The proposed plan to limit the use of Huawei equipment in the U.K. comes as several U.S. officials, including Treasury Secretary Steven Mnuchin, have urged the U.K. avoid using the equipment.
Mnuchin and others in the Trump administration have expressed concerns that company’s telecom gear poses a security threat.
“When it comes to our government networks, when it comes to sophisticated business networks, military networks and networks of all of our allies, we want to make sure that those networks are fully secure,” Mnuchin previously told CNBC.
Mnuchin is expected to meet with U.K. officials this weekend, according to Reuters.
The U.S. has repeatedly warned about ties between Huawei and the Chinese government and asserts that the company’s hardware could be used espionage. Huawei, which is the world’s largest provider of 5G equipment, has repeatedly denied accusations that the company is a security threat or that its telecom gear could be used as a backdoor (see: Huawei: US Trade Ban Will Make 2020 ‘Difficult’)
To add to the pressure on countries considering using 5G equipment from Huawei, U.S. Rep. Jim Banks, R-Ind., on Tuesday introduced a bill in the House that would block the U.S. from sharing intelligence with countries that use Huawei equipment in their 5G networks. This proposal is similar to legislation introduced in the Senate by Republican Tom Cotton of Arkansas earlier this month.
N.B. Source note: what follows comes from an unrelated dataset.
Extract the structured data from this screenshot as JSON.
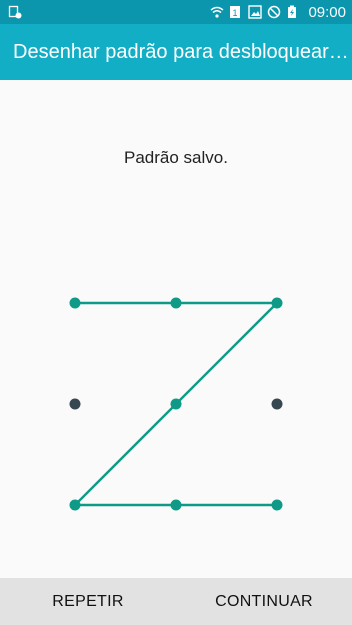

U.K. telecom firms BT and Vodafone reportedly are also planning to lobby Johnson to allow Huawei technology, arguing that they haven’t seen evidence of the Chinese firm’s equipment posing a security risk that warrants a total ban (see: BT and Vodafone Reportedly Want Huawei 5G Gear).
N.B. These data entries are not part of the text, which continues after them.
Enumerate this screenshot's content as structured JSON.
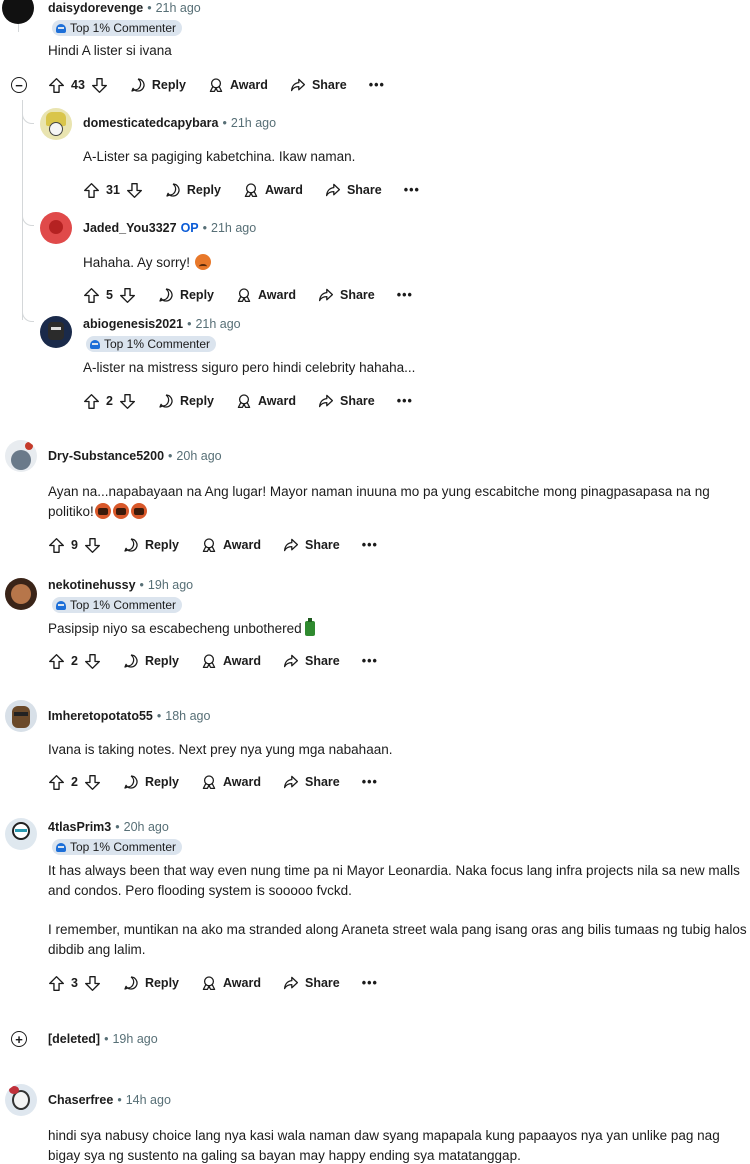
{
  "comments": {
    "c1": {
      "user": "daisydorevenge",
      "time": "21h ago",
      "badge": "Top 1% Commenter",
      "body": "Hindi A lister si ivana",
      "votes": "43",
      "reply": "Reply",
      "award": "Award",
      "share": "Share",
      "more": "•••"
    },
    "c2": {
      "user": "domesticatedcapybara",
      "time": "21h ago",
      "body": "A-Lister sa pagiging kabetchina. Ikaw naman.",
      "votes": "31",
      "reply": "Reply",
      "award": "Award",
      "share": "Share",
      "more": "•••"
    },
    "c3": {
      "user": "Jaded_You3327",
      "op": "OP",
      "time": "21h ago",
      "body": "Hahaha. Ay sorry!",
      "votes": "5",
      "reply": "Reply",
      "award": "Award",
      "share": "Share",
      "more": "•••"
    },
    "c4": {
      "user": "abiogenesis2021",
      "time": "21h ago",
      "badge": "Top 1% Commenter",
      "body": "A-lister na mistress siguro pero hindi celebrity hahaha...",
      "votes": "2",
      "reply": "Reply",
      "award": "Award",
      "share": "Share",
      "more": "•••"
    },
    "c5": {
      "user": "Dry-Substance5200",
      "time": "20h ago",
      "body": "Ayan na...napabayaan na Ang lugar! Mayor naman inuuna mo pa yung escabitche mong pinagpasapasa na ng politiko!",
      "votes": "9",
      "reply": "Reply",
      "award": "Award",
      "share": "Share",
      "more": "•••"
    },
    "c6": {
      "user": "nekotinehussy",
      "time": "19h ago",
      "badge": "Top 1% Commenter",
      "body": "Pasipsip niyo sa escabecheng unbothered",
      "votes": "2",
      "reply": "Reply",
      "award": "Award",
      "share": "Share",
      "more": "•••"
    },
    "c7": {
      "user": "Imheretopotato55",
      "time": "18h ago",
      "body": "Ivana is taking notes. Next prey nya yung mga nabahaan.",
      "votes": "2",
      "reply": "Reply",
      "award": "Award",
      "share": "Share",
      "more": "•••"
    },
    "c8": {
      "user": "4tlasPrim3",
      "time": "20h ago",
      "badge": "Top 1% Commenter",
      "body1": "It has always been that way even nung time pa ni Mayor Leonardia. Naka focus lang infra projects nila sa new malls and condos. Pero flooding system is sooooo fvckd.",
      "body2": "I remember, muntikan na ako ma stranded along Araneta street wala pang isang oras ang bilis tumaas ng tubig halos dibdib ang lalim.",
      "votes": "3",
      "reply": "Reply",
      "award": "Award",
      "share": "Share",
      "more": "•••"
    },
    "c9": {
      "user": "[deleted]",
      "time": "19h ago"
    },
    "c10": {
      "user": "Chaserfree",
      "time": "14h ago",
      "body": "hindi sya nabusy choice lang nya kasi wala naman daw syang mapapala kung papaayos nya yan unlike pag nag bigay sya ng sustento na galing sa bayan may happy ending sya matatanggap."
    }
  },
  "separator": "•"
}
The proposal that the British government is considering would bar Huawei from providing equipment for the data-heavy “core” part of the new 5G network, according to Reuters. The company’s gear would also not be used in certain, restricted government systems, the news service reports.
Industry sources told the Guardian that they believe the U.K. will formally designate Huawei a “high-risk vendor,” which would place the company under further supply restrictions, including imposing a cap on its market share within the U.K.
Some rival telecom suppliers, however, told the Guardian that there can be no real distinction between core and non-core equipment because 5G generates greater speeds by having 5G networks’ intelligence in base stations, rather than at the heart of the network. Any supplier would have the ability to take control of the network if it so wished, the Guardian reports.
A spokesperson for the British prime minister’s office declined to comment on the debates over Huawei or what role the company could play the country’s 5G network rollout.
“The security and resilience of the U.K.’s telecoms networks is of paramount importance. The government continues to consider its position on high-risk vendors, and a decision will be made in due course,” the spokesperson told Information Security Media Group.
At the World Economic Forum in Davos this week, Huawei CEO Ren Zhengfei noted that the company has hired dozens of U.S.-based consulting firms. “I think the U.S. should not be overly concerned about Huawei and Huawei’s position in the world,” Zhengfei says.
A Huawei spokesperson did not respond to request for comment.